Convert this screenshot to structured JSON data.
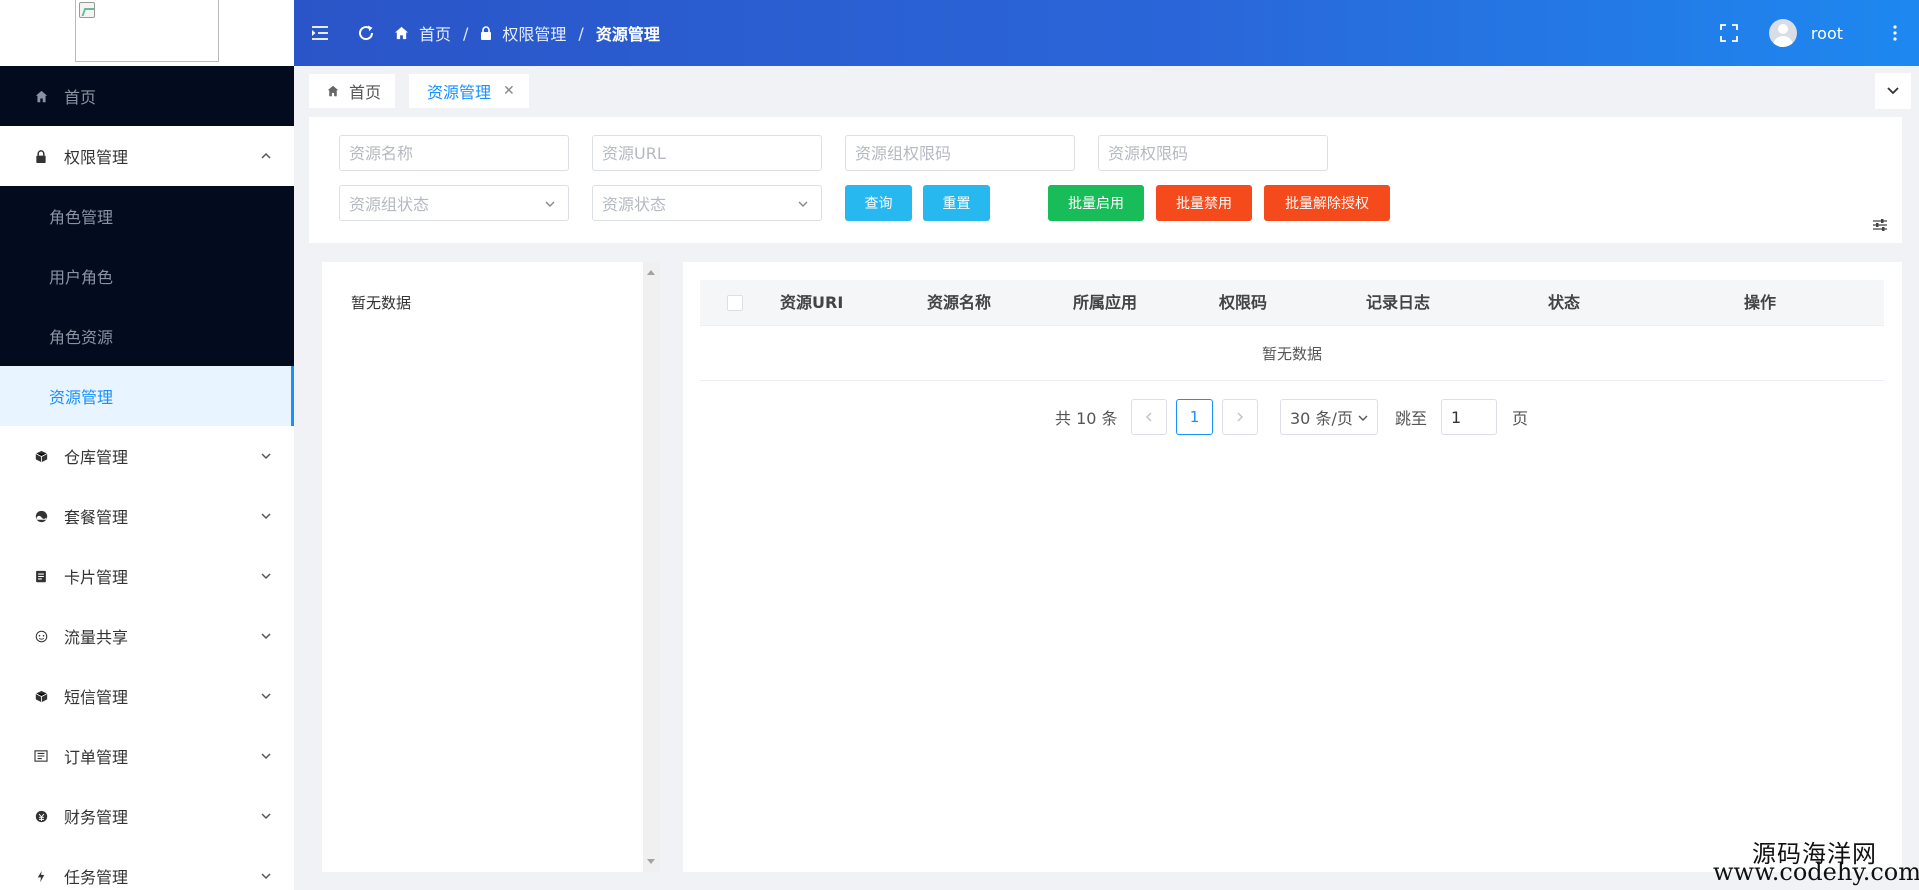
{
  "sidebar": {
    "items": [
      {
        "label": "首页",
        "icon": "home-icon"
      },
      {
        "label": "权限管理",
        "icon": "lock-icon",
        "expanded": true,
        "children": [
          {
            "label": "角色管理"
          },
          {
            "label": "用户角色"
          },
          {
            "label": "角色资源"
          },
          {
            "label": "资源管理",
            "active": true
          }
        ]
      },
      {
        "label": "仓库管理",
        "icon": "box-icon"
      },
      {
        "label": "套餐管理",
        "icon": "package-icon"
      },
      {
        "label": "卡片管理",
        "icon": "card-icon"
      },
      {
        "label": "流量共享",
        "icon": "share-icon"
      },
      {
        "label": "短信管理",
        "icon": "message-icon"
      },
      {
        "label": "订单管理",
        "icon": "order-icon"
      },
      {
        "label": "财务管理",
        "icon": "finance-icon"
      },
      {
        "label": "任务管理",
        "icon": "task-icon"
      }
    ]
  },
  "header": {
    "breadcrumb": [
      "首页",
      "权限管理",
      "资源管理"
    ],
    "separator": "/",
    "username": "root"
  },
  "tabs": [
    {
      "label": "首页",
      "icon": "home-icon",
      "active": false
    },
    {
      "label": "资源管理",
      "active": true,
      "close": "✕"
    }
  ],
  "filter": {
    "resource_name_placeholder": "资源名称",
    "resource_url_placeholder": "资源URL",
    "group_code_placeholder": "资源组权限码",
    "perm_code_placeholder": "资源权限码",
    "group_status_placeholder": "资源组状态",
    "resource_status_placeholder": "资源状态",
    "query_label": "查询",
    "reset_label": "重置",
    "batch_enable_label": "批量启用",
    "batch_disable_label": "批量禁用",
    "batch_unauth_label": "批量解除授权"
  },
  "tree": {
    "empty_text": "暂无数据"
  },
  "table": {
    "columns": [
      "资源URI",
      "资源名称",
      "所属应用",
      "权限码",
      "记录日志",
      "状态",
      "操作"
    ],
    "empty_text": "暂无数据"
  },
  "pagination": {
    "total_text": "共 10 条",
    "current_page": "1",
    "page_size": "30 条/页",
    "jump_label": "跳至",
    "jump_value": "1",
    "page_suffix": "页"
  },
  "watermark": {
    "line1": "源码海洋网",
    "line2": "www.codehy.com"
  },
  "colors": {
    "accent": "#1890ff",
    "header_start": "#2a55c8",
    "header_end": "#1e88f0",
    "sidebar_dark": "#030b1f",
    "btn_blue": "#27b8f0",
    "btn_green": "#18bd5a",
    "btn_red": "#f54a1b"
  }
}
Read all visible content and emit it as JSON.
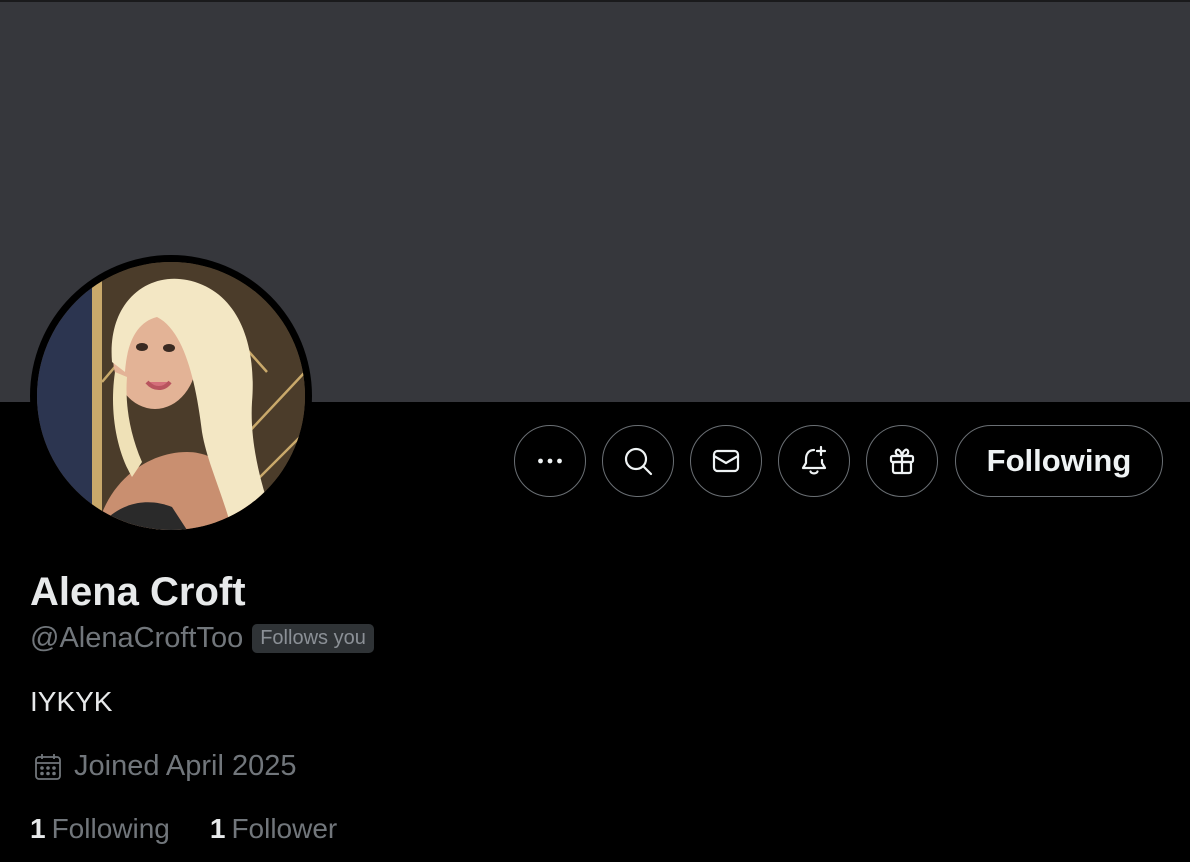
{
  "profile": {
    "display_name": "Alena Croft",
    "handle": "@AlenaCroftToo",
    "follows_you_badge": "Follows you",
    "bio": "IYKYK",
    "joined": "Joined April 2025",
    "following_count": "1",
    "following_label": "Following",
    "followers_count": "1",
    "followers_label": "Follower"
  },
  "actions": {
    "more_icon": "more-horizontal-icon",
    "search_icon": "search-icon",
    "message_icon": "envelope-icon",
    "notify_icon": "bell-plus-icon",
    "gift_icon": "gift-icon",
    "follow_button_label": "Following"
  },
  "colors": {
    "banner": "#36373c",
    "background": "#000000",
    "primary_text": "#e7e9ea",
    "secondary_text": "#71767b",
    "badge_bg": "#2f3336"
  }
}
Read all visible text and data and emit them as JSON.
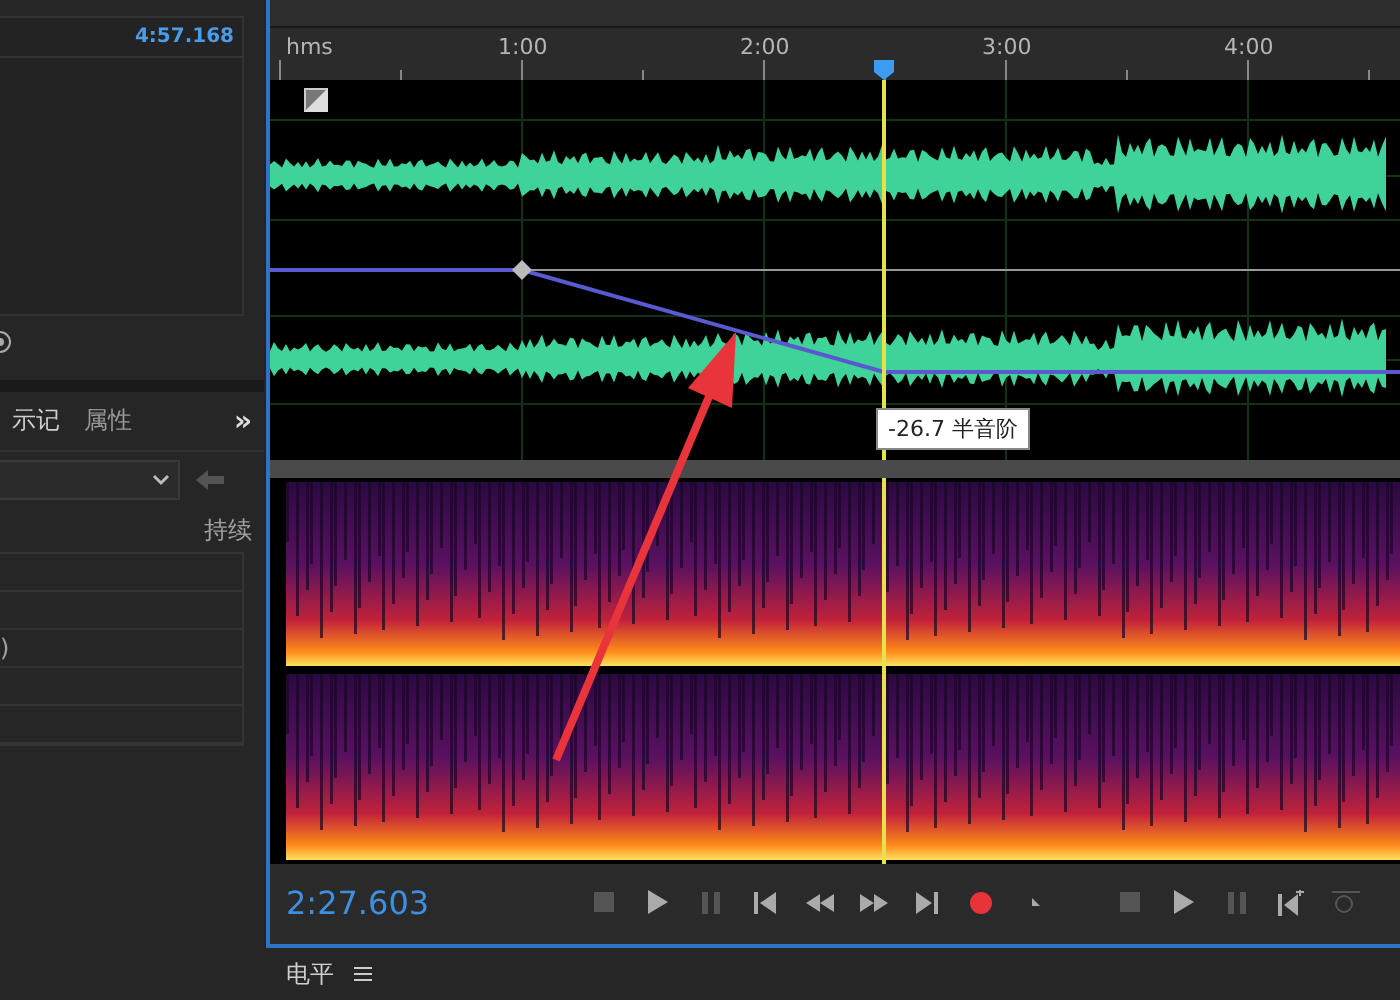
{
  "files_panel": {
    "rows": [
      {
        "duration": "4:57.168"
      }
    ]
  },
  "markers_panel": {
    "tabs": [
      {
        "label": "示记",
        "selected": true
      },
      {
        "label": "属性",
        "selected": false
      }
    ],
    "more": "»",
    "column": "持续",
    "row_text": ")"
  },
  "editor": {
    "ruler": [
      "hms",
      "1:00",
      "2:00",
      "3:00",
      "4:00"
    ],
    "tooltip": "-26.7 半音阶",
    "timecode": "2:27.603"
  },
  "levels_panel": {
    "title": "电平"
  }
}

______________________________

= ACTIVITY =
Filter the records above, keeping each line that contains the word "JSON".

= ANSWER SECTION =
Convert this screenshot to structured JSON data.
Read all visible content and emit it as JSON.
Read all visible text and data and emit them as JSON.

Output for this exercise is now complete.